Senior running back Kadden Brown moved to Redmond from Watertown, New York, near the Canadian border, before the season.

He said a change in the atmosphere in practice is the biggest difference he’s noticed.

“When I came here, it was lackadaisical, everybody going through the motions,” he said. “Then after a few weeks, everybody started paying attention.”

Brown also dealt with the change in playing style. He said Oregon uses more spread offenses, where teams in New York were more run based. That didn’t stop Brown from rushing for a team high 844 yards on 81 carries during the season. He ran for 199 yards and one of his seven touchdowns against Crater.

“It feels good because you get to see the team transition from beginning to end,” he said. “Once we started to realize we could win, I started to see the team come together.”

Skipping a few steps in rebuilding

Penhollow credits the new coaches, along with improved senior leadership, in helping Ridgeview to the playoffs and revive a program where seniors weren’t used to winning.

“In the past couple years, the seniors haven’t really been with the team, they were almost separate,” he said. “Coach Pileggi demands a little more respect than we’ve had in the past. I think that helps the team mentality.”

Among the keys to playing well in the playoffs are getting healthy. Pileggi said the Ravens only had 24 players available in the Thurston game. They must also continue avoiding turnovers.

Pileggi said he’s talked to the seniors about building for the future and how they had an opportunity to speed up Ridgeview’s rebuilding — they don’t have to settle for a playoff appearance..

“In the preseason, I definitely thought we could win a couple games and have a shot at the playoffs,” he said. “I asked our seniors if they want to be the team that starts it or the team that skips a step and wins a playoff game or two.”

Following the coaches and leaders on the team is working out for Ridgeview, Davis said.

“We’ve found a way to win and we’re going to win, and we’re going to stick to it,” he said.

While the Ravens have gotten a boost from sophomores like Demars, the football program has small junior and freshman classes, leaving them with around 55 total players, Pileggi said. Ultimately, they will need to build those numbers up for a long run of success.

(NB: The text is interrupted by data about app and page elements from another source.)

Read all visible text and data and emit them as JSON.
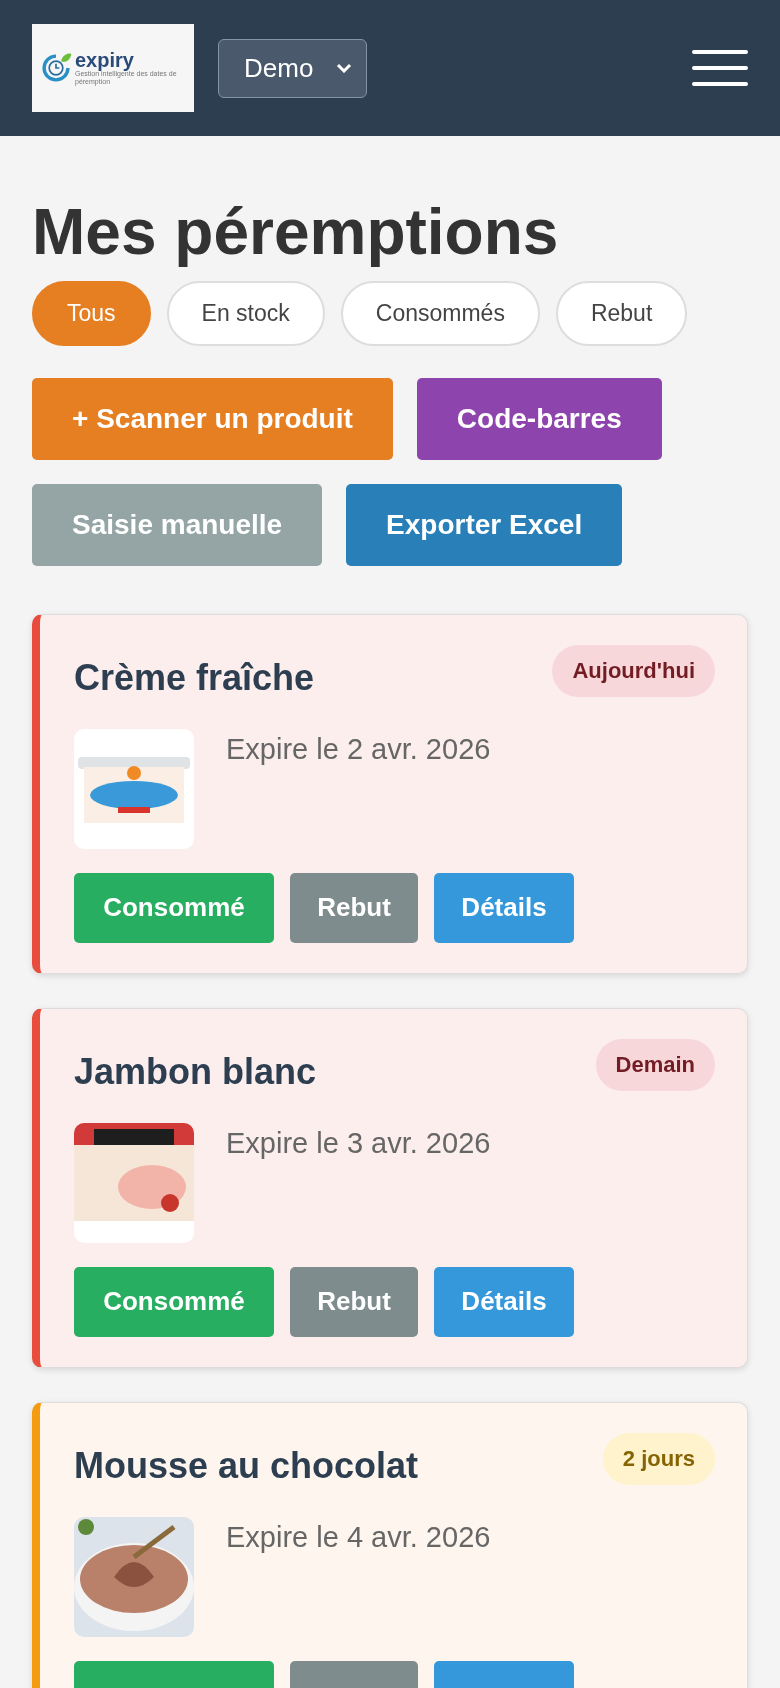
{
  "header": {
    "logo_text": "expiry",
    "logo_tagline": "Gestion intelligente des dates de péremption",
    "site_select": "Demo"
  },
  "title": "Mes péremptions",
  "filters": [
    {
      "label": "Tous",
      "selected": true
    },
    {
      "label": "En stock",
      "selected": false
    },
    {
      "label": "Consommés",
      "selected": false
    },
    {
      "label": "Rebut",
      "selected": false
    }
  ],
  "actions": [
    {
      "label": "+ Scanner un produit",
      "kind": "scan"
    },
    {
      "label": "Code-barres",
      "kind": "barcode"
    },
    {
      "label": "Saisie manuelle",
      "kind": "manual"
    },
    {
      "label": "Exporter Excel",
      "kind": "export"
    }
  ],
  "products": [
    {
      "name": "Crème fraîche",
      "badge": "Aujourd'hui",
      "kind": "critical",
      "expiry": "Expire le 2 avr. 2026",
      "image": {
        "kind": "picture"
      },
      "buttons": [
        {
          "kind": "consume",
          "label": "Consommé"
        },
        {
          "kind": "discard",
          "label": "Rebut"
        },
        {
          "kind": "details",
          "label": "Détails"
        }
      ]
    },
    {
      "name": "Jambon blanc",
      "badge": "Demain",
      "kind": "critical",
      "expiry": "Expire le 3 avr. 2026",
      "image": {
        "kind": "picture"
      },
      "buttons": [
        {
          "kind": "consume",
          "label": "Consommé"
        },
        {
          "kind": "discard",
          "label": "Rebut"
        },
        {
          "kind": "details",
          "label": "Détails"
        }
      ]
    },
    {
      "name": "Mousse au chocolat",
      "badge": "2 jours",
      "kind": "warning",
      "expiry": "Expire le 4 avr. 2026",
      "image": {
        "kind": "picture"
      },
      "buttons": [
        {
          "kind": "consume"
        },
        {
          "kind": "discard"
        },
        {
          "kind": "details"
        }
      ]
    }
  ]
}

“We need to be in the 90s to be in a position to make a run every year like Thurston and Churchill and West Albany,” said Pileggi, who was an assistant at Sprague’s successful program in Salem for six years. “Obviously, winning solves a lot of problems, and the kids see that.”

Ridgeview is also building its relationship with Obsidian Middle School to show kids there they can play football along with other sports, Pileggi said.

But, first things first. The Ravens have a playoff game to get ready for.

“We’re just going to have to do everything right,” Bartlett said. “We’re going to have to practice like it’s a game. We’ve just got to do our job.”

— Reporter: 541-548-2186,